BEGIN

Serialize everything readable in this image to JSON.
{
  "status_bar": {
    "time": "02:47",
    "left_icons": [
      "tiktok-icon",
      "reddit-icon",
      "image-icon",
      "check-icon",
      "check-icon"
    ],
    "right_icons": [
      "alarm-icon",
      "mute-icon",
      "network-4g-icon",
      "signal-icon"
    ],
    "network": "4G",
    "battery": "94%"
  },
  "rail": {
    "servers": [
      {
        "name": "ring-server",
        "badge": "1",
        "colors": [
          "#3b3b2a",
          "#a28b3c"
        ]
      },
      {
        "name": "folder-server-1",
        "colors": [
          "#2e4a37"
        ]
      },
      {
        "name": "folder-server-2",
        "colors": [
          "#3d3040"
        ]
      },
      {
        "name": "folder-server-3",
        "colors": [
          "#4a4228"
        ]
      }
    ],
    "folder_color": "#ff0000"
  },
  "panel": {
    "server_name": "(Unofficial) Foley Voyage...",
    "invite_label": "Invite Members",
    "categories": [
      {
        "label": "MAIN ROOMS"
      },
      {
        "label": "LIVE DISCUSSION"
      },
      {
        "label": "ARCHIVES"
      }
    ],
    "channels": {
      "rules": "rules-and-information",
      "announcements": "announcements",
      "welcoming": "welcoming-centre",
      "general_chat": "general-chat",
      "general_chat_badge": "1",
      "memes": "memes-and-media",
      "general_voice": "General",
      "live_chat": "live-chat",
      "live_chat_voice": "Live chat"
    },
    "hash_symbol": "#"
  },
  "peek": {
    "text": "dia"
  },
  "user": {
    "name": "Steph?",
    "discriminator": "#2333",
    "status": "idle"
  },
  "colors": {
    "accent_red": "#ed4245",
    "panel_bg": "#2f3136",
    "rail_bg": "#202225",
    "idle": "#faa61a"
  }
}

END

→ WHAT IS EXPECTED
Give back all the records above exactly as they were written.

→ SOLUTION TO THIS PROBLEM
Serialize everything readable in this image to JSON.
{
  "status_bar": {
    "time": "02:47",
    "left_icons": [
      "tiktok-icon",
      "reddit-icon",
      "image-icon",
      "check-icon",
      "check-icon"
    ],
    "right_icons": [
      "alarm-icon",
      "mute-icon",
      "network-4g-icon",
      "signal-icon"
    ],
    "network": "4G",
    "battery": "94%"
  },
  "rail": {
    "servers": [
      {
        "name": "ring-server",
        "badge": "1",
        "colors": [
          "#3b3b2a",
          "#a28b3c"
        ]
      },
      {
        "name": "folder-server-1",
        "colors": [
          "#2e4a37"
        ]
      },
      {
        "name": "folder-server-2",
        "colors": [
          "#3d3040"
        ]
      },
      {
        "name": "folder-server-3",
        "colors": [
          "#4a4228"
        ]
      }
    ],
    "folder_color": "#ff0000"
  },
  "panel": {
    "server_name": "(Unofficial) Foley Voyage...",
    "invite_label": "Invite Members",
    "categories": [
      {
        "label": "MAIN ROOMS"
      },
      {
        "label": "LIVE DISCUSSION"
      },
      {
        "label": "ARCHIVES"
      }
    ],
    "channels": {
      "rules": "rules-and-information",
      "announcements": "announcements",
      "welcoming": "welcoming-centre",
      "general_chat": "general-chat",
      "general_chat_badge": "1",
      "memes": "memes-and-media",
      "general_voice": "General",
      "live_chat": "live-chat",
      "live_chat_voice": "Live chat"
    },
    "hash_symbol": "#"
  },
  "peek": {
    "text": "dia"
  },
  "user": {
    "name": "Steph?",
    "discriminator": "#2333",
    "status": "idle"
  },
  "colors": {
    "accent_red": "#ed4245",
    "panel_bg": "#2f3136",
    "rail_bg": "#202225",
    "idle": "#faa61a"
  }
}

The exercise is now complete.